By Sarrah Peters, News Editor
On Tuesday, April 10, United Way of Etowah County held its annual meeting. The meeting serves as a way for the nonprofit to share the organization’s accomplishments of the past year, honor local businesses and individuals for their contributions and highlight local issues in the community.
Last year’s United Way board president Shane Ellison presented a yearly review. He began with the organization’s financial report. United Way received over $1.3 million dollars from over 6,000 contributors. The money supported 28 programs and services that United Way funds.
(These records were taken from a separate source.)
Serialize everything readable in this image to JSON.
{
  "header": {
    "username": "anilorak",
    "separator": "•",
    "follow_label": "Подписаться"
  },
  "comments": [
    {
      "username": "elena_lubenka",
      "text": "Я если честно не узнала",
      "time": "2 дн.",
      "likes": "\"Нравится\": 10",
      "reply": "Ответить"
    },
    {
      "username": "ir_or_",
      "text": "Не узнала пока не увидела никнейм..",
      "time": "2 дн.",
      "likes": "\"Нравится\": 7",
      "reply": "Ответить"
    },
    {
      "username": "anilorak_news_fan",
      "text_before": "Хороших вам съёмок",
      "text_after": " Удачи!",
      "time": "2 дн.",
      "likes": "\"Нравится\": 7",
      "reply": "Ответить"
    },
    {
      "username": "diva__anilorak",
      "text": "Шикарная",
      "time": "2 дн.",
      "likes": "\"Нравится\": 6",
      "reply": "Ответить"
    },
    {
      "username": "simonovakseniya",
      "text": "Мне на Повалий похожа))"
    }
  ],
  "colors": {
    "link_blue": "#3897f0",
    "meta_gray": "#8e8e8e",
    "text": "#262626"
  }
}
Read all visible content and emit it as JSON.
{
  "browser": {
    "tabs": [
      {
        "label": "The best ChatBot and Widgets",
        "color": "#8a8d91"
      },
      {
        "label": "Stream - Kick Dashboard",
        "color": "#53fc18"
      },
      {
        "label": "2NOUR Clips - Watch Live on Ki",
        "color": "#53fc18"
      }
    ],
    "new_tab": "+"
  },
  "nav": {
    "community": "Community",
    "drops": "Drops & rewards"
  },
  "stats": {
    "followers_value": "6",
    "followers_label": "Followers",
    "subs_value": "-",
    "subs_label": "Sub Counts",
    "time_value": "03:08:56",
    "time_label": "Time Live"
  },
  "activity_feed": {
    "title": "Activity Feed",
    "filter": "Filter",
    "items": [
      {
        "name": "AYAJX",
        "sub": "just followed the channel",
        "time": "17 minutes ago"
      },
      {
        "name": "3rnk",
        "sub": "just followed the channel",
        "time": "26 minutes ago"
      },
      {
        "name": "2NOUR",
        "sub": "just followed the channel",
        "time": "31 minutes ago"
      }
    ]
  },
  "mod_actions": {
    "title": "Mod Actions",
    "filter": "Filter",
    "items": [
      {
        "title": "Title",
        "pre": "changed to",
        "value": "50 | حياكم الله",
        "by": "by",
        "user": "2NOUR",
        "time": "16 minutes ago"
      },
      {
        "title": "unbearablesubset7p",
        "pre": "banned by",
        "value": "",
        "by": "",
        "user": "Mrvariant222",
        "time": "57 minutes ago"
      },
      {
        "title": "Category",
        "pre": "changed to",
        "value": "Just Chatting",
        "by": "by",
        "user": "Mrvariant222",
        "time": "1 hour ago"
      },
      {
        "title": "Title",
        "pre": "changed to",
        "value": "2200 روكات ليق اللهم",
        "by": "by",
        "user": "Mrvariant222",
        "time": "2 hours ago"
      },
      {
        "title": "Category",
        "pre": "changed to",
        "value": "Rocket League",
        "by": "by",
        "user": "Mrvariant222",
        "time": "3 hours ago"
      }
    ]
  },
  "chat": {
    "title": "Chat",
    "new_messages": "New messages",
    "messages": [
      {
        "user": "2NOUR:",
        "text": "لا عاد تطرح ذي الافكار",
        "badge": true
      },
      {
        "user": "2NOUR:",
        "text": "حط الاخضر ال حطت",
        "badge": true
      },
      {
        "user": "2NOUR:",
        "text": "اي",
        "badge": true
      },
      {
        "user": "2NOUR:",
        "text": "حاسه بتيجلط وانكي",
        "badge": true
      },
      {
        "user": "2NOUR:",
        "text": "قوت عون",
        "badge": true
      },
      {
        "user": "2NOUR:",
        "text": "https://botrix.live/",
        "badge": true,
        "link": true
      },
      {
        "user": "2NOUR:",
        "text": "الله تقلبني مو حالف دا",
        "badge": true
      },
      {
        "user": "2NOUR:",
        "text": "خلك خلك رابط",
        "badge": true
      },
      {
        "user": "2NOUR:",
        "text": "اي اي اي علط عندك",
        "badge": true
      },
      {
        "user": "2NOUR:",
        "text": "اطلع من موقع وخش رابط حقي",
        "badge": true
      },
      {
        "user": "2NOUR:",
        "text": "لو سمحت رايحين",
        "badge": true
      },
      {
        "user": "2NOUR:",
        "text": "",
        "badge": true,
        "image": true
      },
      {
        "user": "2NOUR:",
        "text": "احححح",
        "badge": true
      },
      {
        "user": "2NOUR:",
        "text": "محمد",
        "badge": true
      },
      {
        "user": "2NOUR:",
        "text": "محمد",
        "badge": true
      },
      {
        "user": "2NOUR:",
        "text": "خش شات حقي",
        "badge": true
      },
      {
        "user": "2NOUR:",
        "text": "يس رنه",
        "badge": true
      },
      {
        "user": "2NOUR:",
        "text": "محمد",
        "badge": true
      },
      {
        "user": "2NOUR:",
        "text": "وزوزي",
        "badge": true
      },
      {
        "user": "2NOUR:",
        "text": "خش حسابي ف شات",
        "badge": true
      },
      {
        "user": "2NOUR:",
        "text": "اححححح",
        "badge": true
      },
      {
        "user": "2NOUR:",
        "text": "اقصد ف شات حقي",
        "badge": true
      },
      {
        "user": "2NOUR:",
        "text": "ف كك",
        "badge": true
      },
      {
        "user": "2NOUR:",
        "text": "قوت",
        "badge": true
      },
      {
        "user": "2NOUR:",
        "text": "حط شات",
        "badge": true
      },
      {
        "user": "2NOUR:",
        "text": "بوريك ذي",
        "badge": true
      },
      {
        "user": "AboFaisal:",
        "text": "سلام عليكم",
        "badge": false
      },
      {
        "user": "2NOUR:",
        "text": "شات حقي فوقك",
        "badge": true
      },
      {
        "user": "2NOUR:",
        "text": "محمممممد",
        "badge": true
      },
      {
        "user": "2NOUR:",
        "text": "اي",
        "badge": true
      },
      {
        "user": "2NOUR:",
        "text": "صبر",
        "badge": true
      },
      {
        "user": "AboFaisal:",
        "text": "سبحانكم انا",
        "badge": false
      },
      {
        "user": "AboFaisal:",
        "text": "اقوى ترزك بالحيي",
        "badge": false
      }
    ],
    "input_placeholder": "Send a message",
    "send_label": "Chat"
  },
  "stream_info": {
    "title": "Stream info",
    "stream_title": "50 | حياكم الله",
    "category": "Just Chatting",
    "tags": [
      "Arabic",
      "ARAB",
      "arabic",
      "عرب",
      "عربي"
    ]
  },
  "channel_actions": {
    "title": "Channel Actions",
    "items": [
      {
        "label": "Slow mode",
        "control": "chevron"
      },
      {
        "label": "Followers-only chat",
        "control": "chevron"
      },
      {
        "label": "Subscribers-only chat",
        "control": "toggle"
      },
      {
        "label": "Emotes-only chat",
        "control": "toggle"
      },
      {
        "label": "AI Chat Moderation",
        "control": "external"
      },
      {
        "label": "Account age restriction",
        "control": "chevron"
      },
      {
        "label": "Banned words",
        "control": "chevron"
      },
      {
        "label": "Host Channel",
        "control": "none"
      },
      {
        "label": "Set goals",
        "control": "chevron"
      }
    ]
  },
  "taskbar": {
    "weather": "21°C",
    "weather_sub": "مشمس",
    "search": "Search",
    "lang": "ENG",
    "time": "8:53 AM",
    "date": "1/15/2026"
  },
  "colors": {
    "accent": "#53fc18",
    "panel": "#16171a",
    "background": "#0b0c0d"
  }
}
Ellison thanked the United Way board, campaign cabinet and loaned executives. Lee Cox was honored as the 2017 loaned executive of the year.
Ellison went on to highlight some of the services provided by United Way agencies last year. Success by 6 provided 1,500 books a month to local children. The 211 First Call for Help program took 14,000 calls and provided 26,000 resources.
Jackie Edmondson, the current United Way board president, recognized company and individual contributors.
Edmundson presented Alabama Teacher’s Credit Union and Quality of Life Health Services with Rising Star Awards. Both companies’ employees increased the amount they contributed over the last year.
Edmundson awarded the Excellence in Service Award to Regions Bank for its contributions and sponsorship of several United Way agancies.
Past President Ellison was recognized and presented with the President’s Gavel.
Past Young Leaders Society (YLS) President Heather New presented the Young Philanthropist of the Year Award to Mary Wood. Wood has served on committtees for YLS, United Way, The Chamber and Main Street Alabama. She will serve as a coordinator when YLS re-launches HYPE: How Young Professionals Engage later this year.
Tom McKenzie presented the Tom McKenzie Community Impact Award to Downtown Gadsden, Inc. Director Kay Moore, a longtime contributor and volunteer with United Way.
“She’s been giving to United Way for 47 years,” said United Way Director Joanne Hightower. “The Community Impact Award is all about longevity.”
After the awards were presented, Hightower thanked everyone present for supporting United Way.
“You’ve heard stories today about volunteers and board members and committees and companies that have made an impact,” said Hightower. “This is the group that is fighting for the health, financial stability, education and providing a safety net for this community. You are the ones that do that. When we fight our most challengingdisasters or circumstances, you all are in the front lines of that. We win in this community because you choose to get involved and you get your hands dirty and you bring awareness and find solutions.”
Ruth Moffat, the 211 director, was introduced to highlight an issue in the community: homelessness.
Moffat began by discussing the role of nonprofits in the community.
“That’s what nonprofits do,” said Moffat. “We roll up our sleeves, we divide and conquer and we get the work done. When all the nonprofits are working as they should and coming together and filling those gaps then the community is covered.”
Moffat discussedthe reasons behind why people become homeless. Death, unemployment, mental illness, drug abuse, violence and natural disasters can upset the stability of a person’s life.
Moffat shared statistics of homelessness in Northeast Alabama. On any given night, 119 people are homeless. Last year, local United Way agencies assisted the local homeless community. The Salvation Army provided 32,000 nights of shelter in Etowah County. Thirteeth Place housed and cared for 51 teens. The American Red Cross provided emergency assistance to 208 families after house fires. The organization 2nd Chance Inc. served 122 clients with 3,378 nights of shelter.
To close out the annual meeting, attendees were put to work assembling care kits with hygeine neccessities that will be dispersed to local agencies to give to those in need.